╭──

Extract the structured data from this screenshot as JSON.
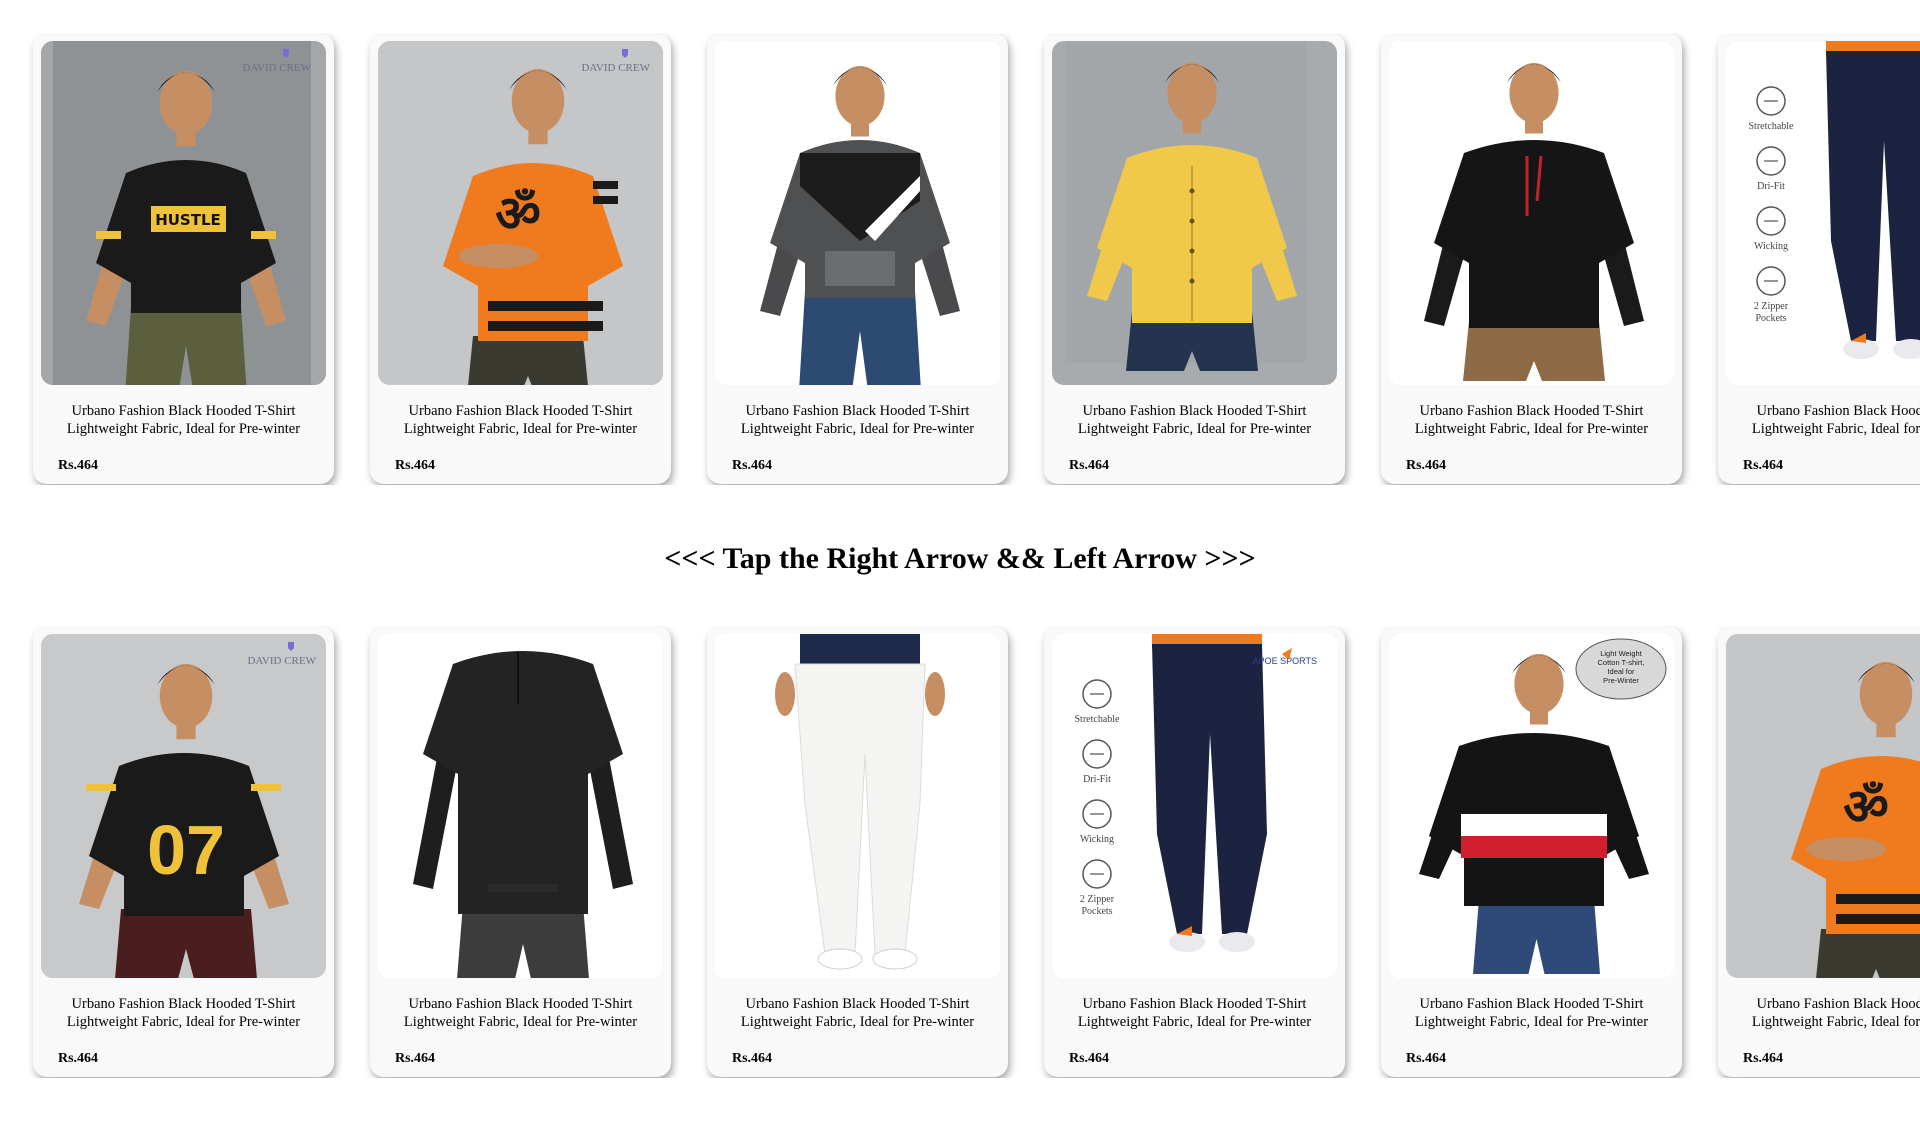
{
  "instructions": "<<< Tap the Right Arrow && Left Arrow >>>",
  "rows": [
    {
      "products": [
        {
          "title_line1": "Urbano Fashion Black Hooded T-Shirt",
          "title_line2": "Lightweight Fabric, Ideal for Pre-winter",
          "price": "Rs.464",
          "image": "black-hustle-tshirt",
          "brand_watermark": "DAVID CREW"
        },
        {
          "title_line1": "Urbano Fashion Black Hooded T-Shirt",
          "title_line2": "Lightweight Fabric, Ideal for Pre-winter",
          "price": "Rs.464",
          "image": "orange-om-tshirt",
          "brand_watermark": "DAVID CREW"
        },
        {
          "title_line1": "Urbano Fashion Black Hooded T-Shirt",
          "title_line2": "Lightweight Fabric, Ideal for Pre-winter",
          "price": "Rs.464",
          "image": "grey-hooded-tshirt"
        },
        {
          "title_line1": "Urbano Fashion Black Hooded T-Shirt",
          "title_line2": "Lightweight Fabric, Ideal for Pre-winter",
          "price": "Rs.464",
          "image": "yellow-shirt"
        },
        {
          "title_line1": "Urbano Fashion Black Hooded T-Shirt",
          "title_line2": "Lightweight Fabric, Ideal for Pre-winter",
          "price": "Rs.464",
          "image": "black-hoodie-red-strings"
        },
        {
          "title_line1": "Urbano Fashion Black Hooded T-Shirt",
          "title_line2": "Lightweight Fabric, Ideal for Pre-winter",
          "price": "Rs.464",
          "image": "navy-track-pants",
          "features": [
            "Stretchable",
            "Dri-Fit",
            "Wicking",
            "2 Zipper Pockets"
          ]
        }
      ]
    },
    {
      "products": [
        {
          "title_line1": "Urbano Fashion Black Hooded T-Shirt",
          "title_line2": "Lightweight Fabric, Ideal for Pre-winter",
          "price": "Rs.464",
          "image": "black-07-tshirt",
          "brand_watermark": "DAVID CREW"
        },
        {
          "title_line1": "Urbano Fashion Black Hooded T-Shirt",
          "title_line2": "Lightweight Fabric, Ideal for Pre-winter",
          "price": "Rs.464",
          "image": "black-henley"
        },
        {
          "title_line1": "Urbano Fashion Black Hooded T-Shirt",
          "title_line2": "Lightweight Fabric, Ideal for Pre-winter",
          "price": "Rs.464",
          "image": "white-jeans"
        },
        {
          "title_line1": "Urbano Fashion Black Hooded T-Shirt",
          "title_line2": "Lightweight Fabric, Ideal for Pre-winter",
          "price": "Rs.464",
          "image": "navy-track-pants",
          "features": [
            "Stretchable",
            "Dri-Fit",
            "Wicking",
            "2 Zipper Pockets"
          ],
          "brand_watermark": "APOE SPORTS"
        },
        {
          "title_line1": "Urbano Fashion Black Hooded T-Shirt",
          "title_line2": "Lightweight Fabric, Ideal for Pre-winter",
          "price": "Rs.464",
          "image": "striped-hoodie",
          "badge": [
            "Light Weight",
            "Cotton T-shirt,",
            "Ideal for",
            "Pre-Winter"
          ]
        },
        {
          "title_line1": "Urbano Fashion Black Hooded T-Shirt",
          "title_line2": "Lightweight Fabric, Ideal for Pre-winter",
          "price": "Rs.464",
          "image": "orange-om-tshirt"
        }
      ]
    }
  ],
  "colors": {
    "card_bg": "#f9f9f9",
    "orange": "#f07a1e",
    "yellow": "#f0c23a",
    "navy": "#1c2340",
    "black_cloth": "#1a1a1a",
    "grey_bg": "#b9bcbe"
  }
}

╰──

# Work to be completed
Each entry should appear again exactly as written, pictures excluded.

# Solution to this exercise
Extract the structured data from this screenshot as JSON.
{
  "instructions": "<<< Tap the Right Arrow && Left Arrow >>>",
  "rows": [
    {
      "products": [
        {
          "title_line1": "Urbano Fashion Black Hooded T-Shirt",
          "title_line2": "Lightweight Fabric, Ideal for Pre-winter",
          "price": "Rs.464",
          "image": "black-hustle-tshirt",
          "brand_watermark": "DAVID CREW"
        },
        {
          "title_line1": "Urbano Fashion Black Hooded T-Shirt",
          "title_line2": "Lightweight Fabric, Ideal for Pre-winter",
          "price": "Rs.464",
          "image": "orange-om-tshirt",
          "brand_watermark": "DAVID CREW"
        },
        {
          "title_line1": "Urbano Fashion Black Hooded T-Shirt",
          "title_line2": "Lightweight Fabric, Ideal for Pre-winter",
          "price": "Rs.464",
          "image": "grey-hooded-tshirt"
        },
        {
          "title_line1": "Urbano Fashion Black Hooded T-Shirt",
          "title_line2": "Lightweight Fabric, Ideal for Pre-winter",
          "price": "Rs.464",
          "image": "yellow-shirt"
        },
        {
          "title_line1": "Urbano Fashion Black Hooded T-Shirt",
          "title_line2": "Lightweight Fabric, Ideal for Pre-winter",
          "price": "Rs.464",
          "image": "black-hoodie-red-strings"
        },
        {
          "title_line1": "Urbano Fashion Black Hooded T-Shirt",
          "title_line2": "Lightweight Fabric, Ideal for Pre-winter",
          "price": "Rs.464",
          "image": "navy-track-pants",
          "features": [
            "Stretchable",
            "Dri-Fit",
            "Wicking",
            "2 Zipper Pockets"
          ]
        }
      ]
    },
    {
      "products": [
        {
          "title_line1": "Urbano Fashion Black Hooded T-Shirt",
          "title_line2": "Lightweight Fabric, Ideal for Pre-winter",
          "price": "Rs.464",
          "image": "black-07-tshirt",
          "brand_watermark": "DAVID CREW"
        },
        {
          "title_line1": "Urbano Fashion Black Hooded T-Shirt",
          "title_line2": "Lightweight Fabric, Ideal for Pre-winter",
          "price": "Rs.464",
          "image": "black-henley"
        },
        {
          "title_line1": "Urbano Fashion Black Hooded T-Shirt",
          "title_line2": "Lightweight Fabric, Ideal for Pre-winter",
          "price": "Rs.464",
          "image": "white-jeans"
        },
        {
          "title_line1": "Urbano Fashion Black Hooded T-Shirt",
          "title_line2": "Lightweight Fabric, Ideal for Pre-winter",
          "price": "Rs.464",
          "image": "navy-track-pants",
          "features": [
            "Stretchable",
            "Dri-Fit",
            "Wicking",
            "2 Zipper Pockets"
          ],
          "brand_watermark": "APOE SPORTS"
        },
        {
          "title_line1": "Urbano Fashion Black Hooded T-Shirt",
          "title_line2": "Lightweight Fabric, Ideal for Pre-winter",
          "price": "Rs.464",
          "image": "striped-hoodie",
          "badge": [
            "Light Weight",
            "Cotton T-shirt,",
            "Ideal for",
            "Pre-Winter"
          ]
        },
        {
          "title_line1": "Urbano Fashion Black Hooded T-Shirt",
          "title_line2": "Lightweight Fabric, Ideal for Pre-winter",
          "price": "Rs.464",
          "image": "orange-om-tshirt"
        }
      ]
    }
  ],
  "colors": {
    "card_bg": "#f9f9f9",
    "orange": "#f07a1e",
    "yellow": "#f0c23a",
    "navy": "#1c2340",
    "black_cloth": "#1a1a1a",
    "grey_bg": "#b9bcbe"
  }
}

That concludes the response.